The required result is an exact copy of every line from the one with "Give me the" through the last line below, with the pictures left out.

┏━━

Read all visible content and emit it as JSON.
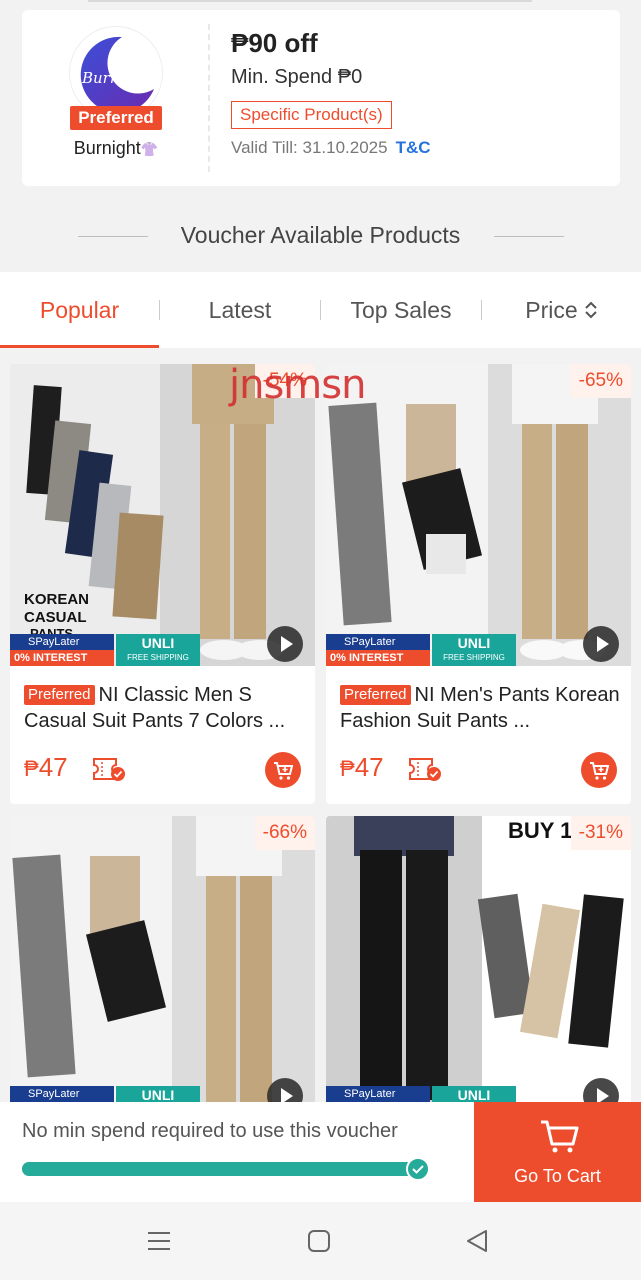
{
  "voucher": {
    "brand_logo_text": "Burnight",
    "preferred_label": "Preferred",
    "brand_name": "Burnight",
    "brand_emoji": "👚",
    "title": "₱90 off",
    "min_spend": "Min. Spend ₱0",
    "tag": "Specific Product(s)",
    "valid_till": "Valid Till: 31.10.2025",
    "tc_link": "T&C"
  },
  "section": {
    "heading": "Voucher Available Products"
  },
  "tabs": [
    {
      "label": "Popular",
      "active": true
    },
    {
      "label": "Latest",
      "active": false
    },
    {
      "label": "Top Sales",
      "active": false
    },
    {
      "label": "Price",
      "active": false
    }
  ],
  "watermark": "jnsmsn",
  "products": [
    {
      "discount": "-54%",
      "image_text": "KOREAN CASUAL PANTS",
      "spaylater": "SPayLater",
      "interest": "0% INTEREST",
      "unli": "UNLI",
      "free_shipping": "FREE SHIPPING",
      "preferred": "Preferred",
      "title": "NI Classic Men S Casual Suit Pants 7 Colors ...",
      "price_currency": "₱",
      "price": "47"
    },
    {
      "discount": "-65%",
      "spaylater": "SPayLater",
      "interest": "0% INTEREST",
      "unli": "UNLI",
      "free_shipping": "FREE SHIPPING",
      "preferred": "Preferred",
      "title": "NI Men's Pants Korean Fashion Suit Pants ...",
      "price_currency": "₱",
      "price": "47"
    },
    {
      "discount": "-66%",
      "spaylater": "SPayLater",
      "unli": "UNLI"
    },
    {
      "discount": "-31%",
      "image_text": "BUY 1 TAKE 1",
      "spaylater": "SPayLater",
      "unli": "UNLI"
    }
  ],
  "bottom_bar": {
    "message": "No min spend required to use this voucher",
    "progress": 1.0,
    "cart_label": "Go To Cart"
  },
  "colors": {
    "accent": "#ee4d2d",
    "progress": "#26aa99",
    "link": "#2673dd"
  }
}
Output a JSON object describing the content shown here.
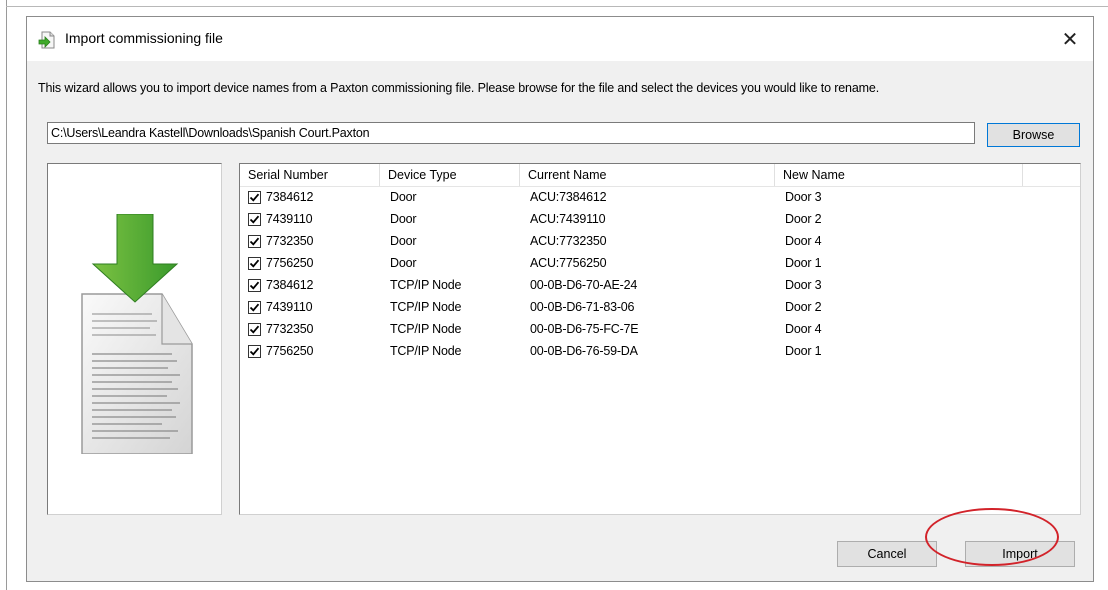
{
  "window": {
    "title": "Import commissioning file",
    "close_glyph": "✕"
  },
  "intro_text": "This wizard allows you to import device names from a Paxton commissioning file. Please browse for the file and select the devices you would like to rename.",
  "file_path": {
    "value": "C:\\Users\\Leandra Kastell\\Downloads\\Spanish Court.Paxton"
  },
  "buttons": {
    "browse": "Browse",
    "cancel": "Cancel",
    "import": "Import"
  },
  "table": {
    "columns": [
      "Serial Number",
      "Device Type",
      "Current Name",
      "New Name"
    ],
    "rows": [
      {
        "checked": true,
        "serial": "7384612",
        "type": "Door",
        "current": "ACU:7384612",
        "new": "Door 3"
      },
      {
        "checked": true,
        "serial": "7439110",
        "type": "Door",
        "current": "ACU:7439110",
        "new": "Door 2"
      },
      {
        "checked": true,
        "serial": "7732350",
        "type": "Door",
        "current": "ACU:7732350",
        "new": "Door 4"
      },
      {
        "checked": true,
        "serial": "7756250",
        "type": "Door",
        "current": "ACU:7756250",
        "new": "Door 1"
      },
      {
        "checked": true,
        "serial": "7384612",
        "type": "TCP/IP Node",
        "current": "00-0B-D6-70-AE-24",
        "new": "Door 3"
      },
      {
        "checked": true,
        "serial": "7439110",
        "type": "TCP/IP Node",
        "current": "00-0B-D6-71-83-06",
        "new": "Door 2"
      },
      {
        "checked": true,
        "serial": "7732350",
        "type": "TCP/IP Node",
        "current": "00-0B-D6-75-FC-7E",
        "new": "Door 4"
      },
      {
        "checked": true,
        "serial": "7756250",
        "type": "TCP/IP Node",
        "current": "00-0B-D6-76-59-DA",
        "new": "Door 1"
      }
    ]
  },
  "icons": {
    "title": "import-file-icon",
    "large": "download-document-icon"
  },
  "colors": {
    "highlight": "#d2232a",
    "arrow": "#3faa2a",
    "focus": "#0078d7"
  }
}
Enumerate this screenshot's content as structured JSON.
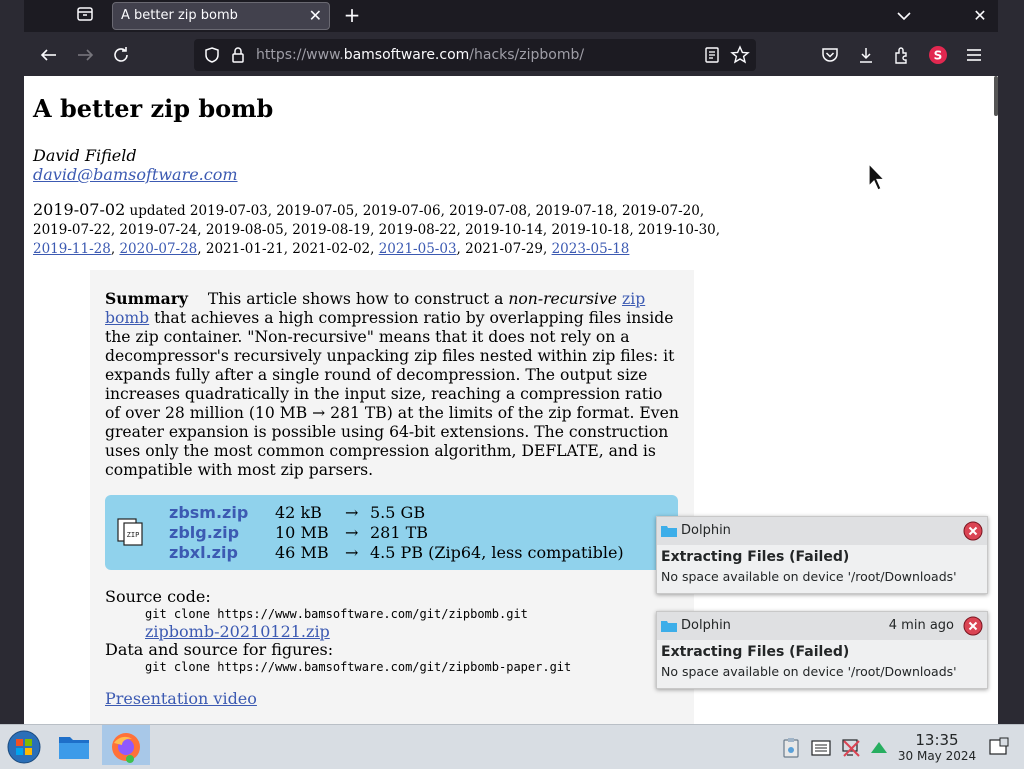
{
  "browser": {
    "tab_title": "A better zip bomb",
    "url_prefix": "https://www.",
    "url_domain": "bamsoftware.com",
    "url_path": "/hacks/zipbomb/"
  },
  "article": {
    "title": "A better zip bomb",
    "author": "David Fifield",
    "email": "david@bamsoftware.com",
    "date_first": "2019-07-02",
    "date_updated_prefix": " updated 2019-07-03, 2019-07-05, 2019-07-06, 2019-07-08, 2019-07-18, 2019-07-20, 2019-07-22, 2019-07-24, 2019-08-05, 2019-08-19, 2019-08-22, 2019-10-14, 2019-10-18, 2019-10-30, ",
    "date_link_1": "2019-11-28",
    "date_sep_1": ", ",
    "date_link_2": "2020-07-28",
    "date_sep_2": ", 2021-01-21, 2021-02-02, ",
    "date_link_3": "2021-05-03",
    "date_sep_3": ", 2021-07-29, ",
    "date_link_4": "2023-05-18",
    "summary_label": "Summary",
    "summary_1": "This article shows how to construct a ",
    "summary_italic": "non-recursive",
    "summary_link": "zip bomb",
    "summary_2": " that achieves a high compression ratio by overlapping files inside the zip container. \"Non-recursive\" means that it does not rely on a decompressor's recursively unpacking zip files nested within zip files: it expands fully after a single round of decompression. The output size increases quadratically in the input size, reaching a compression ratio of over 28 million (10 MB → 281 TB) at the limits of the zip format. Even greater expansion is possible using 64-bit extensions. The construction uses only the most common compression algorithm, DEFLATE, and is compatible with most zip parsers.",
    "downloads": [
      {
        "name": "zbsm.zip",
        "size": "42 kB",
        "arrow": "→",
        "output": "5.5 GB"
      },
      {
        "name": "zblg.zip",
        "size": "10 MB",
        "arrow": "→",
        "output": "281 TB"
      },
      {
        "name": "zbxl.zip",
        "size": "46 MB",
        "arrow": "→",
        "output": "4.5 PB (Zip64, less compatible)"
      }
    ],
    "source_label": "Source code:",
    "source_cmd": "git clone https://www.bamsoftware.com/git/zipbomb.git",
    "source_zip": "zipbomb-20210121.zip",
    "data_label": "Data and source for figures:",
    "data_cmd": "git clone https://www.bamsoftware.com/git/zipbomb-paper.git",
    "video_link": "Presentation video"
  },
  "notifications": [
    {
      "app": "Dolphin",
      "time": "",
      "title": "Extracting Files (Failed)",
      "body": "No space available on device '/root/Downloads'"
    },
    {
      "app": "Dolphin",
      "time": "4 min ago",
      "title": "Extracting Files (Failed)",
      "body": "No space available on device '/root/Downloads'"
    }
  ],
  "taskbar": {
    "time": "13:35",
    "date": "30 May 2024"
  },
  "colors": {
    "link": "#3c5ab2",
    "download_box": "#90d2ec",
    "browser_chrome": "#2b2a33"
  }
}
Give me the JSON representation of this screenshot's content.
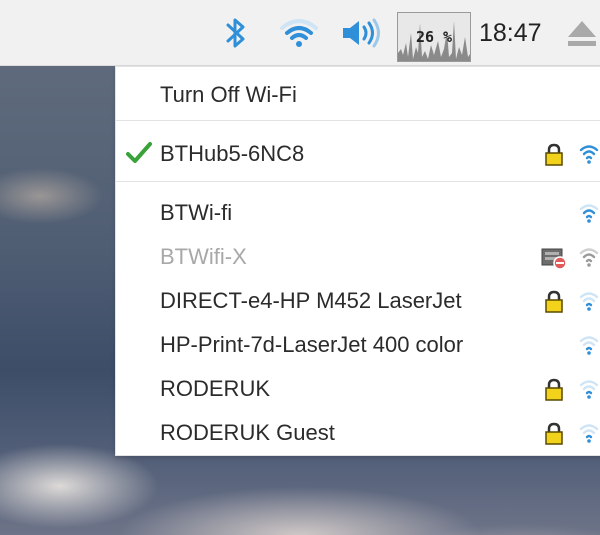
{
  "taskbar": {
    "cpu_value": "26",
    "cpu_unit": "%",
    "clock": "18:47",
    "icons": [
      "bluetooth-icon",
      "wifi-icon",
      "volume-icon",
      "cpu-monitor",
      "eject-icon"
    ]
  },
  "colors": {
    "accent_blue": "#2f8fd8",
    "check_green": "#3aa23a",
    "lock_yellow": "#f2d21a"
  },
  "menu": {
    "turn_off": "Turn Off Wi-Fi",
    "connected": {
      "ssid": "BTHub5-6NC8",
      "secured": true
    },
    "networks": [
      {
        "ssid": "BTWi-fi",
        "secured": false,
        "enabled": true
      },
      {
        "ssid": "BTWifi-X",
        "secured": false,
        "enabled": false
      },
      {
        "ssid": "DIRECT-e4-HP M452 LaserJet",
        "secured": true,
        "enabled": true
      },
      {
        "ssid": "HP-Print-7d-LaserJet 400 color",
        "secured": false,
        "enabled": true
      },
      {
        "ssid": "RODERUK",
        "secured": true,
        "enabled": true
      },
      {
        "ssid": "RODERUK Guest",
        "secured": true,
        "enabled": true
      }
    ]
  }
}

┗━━

**RESULT:**
Give me the JSON representation of this screenshot's content.
{
  "taskbar": {
    "cpu_value": "26",
    "cpu_unit": "%",
    "clock": "18:47",
    "icons": [
      "bluetooth-icon",
      "wifi-icon",
      "volume-icon",
      "cpu-monitor",
      "eject-icon"
    ]
  },
  "colors": {
    "accent_blue": "#2f8fd8",
    "check_green": "#3aa23a",
    "lock_yellow": "#f2d21a"
  },
  "menu": {
    "turn_off": "Turn Off Wi-Fi",
    "connected": {
      "ssid": "BTHub5-6NC8",
      "secured": true
    },
    "networks": [
      {
        "ssid": "BTWi-fi",
        "secured": false,
        "enabled": true
      },
      {
        "ssid": "BTWifi-X",
        "secured": false,
        "enabled": false
      },
      {
        "ssid": "DIRECT-e4-HP M452 LaserJet",
        "secured": true,
        "enabled": true
      },
      {
        "ssid": "HP-Print-7d-LaserJet 400 color",
        "secured": false,
        "enabled": true
      },
      {
        "ssid": "RODERUK",
        "secured": true,
        "enabled": true
      },
      {
        "ssid": "RODERUK Guest",
        "secured": true,
        "enabled": true
      }
    ]
  }
}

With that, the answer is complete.